Yusuf Abu Abdullah, one of the leaders of the Al-Mujaheddin Army in Aleppo, said when his fighters have attacked regime bases, they have come under separate attacks from ISIS. That’s forced them to withdraw and battle ISIS instead of Assad’s forces. Assad’s air force not targeting the large camps operated by ISIS in several parts of the country, has been constantly pointed out by those on the receiving end of air attacks and many defectors from the al-Assad army have pointed out several field commanders of ISIS were former military or intelligence officers of the Syrian army. Oil and gas sales between ISIS and the al-Assad regime has also been a regular occurrence. 
The US incursion back into Iraq and then to Syria has been very dubious. ISIS started from Iraq and has been constantly streaming across the Iraq-Syria border, they have been moving supplies in convoys of trucks but have not been targeted by the US. The US gave ISIS cover when it conducted strikes in Syria against a new dubious group known as ‘Khorasan,’ which officials say was plotting an imminent attack onUS soil. Bizarrely, the history of the Khorasan was virtually non-existent, and US officials never mentioned the group until the week before the strikes began in Syria. Estimated at 50 fighters, the group suddenly became a huge pretext for military intervention, even though an air sortie on September 23rd 2014 reportedly killed 30 of them. 
Andrew McCarthy, a former US federal terrorism prosecutor highlighted in the National Review magazine: “You haven’t heard of the Khorasan group because there isn’t one. It is a name the administration came up with calculating that Khorasan had sufficient connection to jihadist lore [so] that no one would call the President on it.”
Harakat Hazm highlighted the airstrikes were a significant US effort to destroy Jabhut al-Nusra, and a minuscule effort to destroy ISIS, and no effort at all to destroy al-Assad. This is very significant as Harakat Hazm, which is allied with the CIA-backed Free Syrian Army, was one of the first rebel groups to receive US anti-tank missiles. That effectively makes it one of America’s most trusted supposed allies in the Syrian conflict.
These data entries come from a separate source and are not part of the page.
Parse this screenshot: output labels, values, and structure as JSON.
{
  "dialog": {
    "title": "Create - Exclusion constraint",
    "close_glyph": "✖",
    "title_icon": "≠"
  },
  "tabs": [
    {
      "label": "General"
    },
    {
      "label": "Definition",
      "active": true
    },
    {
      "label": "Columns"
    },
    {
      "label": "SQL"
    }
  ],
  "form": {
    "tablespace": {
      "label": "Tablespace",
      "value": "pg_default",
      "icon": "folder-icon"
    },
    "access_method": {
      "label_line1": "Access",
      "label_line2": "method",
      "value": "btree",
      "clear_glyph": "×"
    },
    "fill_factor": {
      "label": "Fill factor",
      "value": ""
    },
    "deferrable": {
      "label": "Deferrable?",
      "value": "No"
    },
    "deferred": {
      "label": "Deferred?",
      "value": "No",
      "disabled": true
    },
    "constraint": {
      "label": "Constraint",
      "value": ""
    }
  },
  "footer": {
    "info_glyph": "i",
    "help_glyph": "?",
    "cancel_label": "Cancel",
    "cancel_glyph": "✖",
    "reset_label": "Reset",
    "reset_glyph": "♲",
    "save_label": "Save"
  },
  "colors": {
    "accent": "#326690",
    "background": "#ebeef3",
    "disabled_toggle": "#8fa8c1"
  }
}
The US has attempted to thwart the uprising in Syria from the very first day it began. Whilst it was able to divert the other uprisings in the wider Arab spring, it has failed to do so in Syria where the people have maintained their Islamic orientation in almost apocalyptic conditions. Unable to cobble together a loyal opposition, US prisoners went on to establish ISIS which has achieved much more than the US was able to ever achieve.
ISIS priority in Syria has been their conquest of territory rather than fighting the al-Assad regime, which has weakened the rebel opposition against al-Assad. During this period al-Assad has been sitting back and watching the rebels fight amongst each other in the north of Syria and launching strikes when the opportunity arises against a weakened rebel front. There is only one entity that has benefited from the rise of ISIS and what they have achieved and that is the US who was struggling in thwarting the uprising in Syria.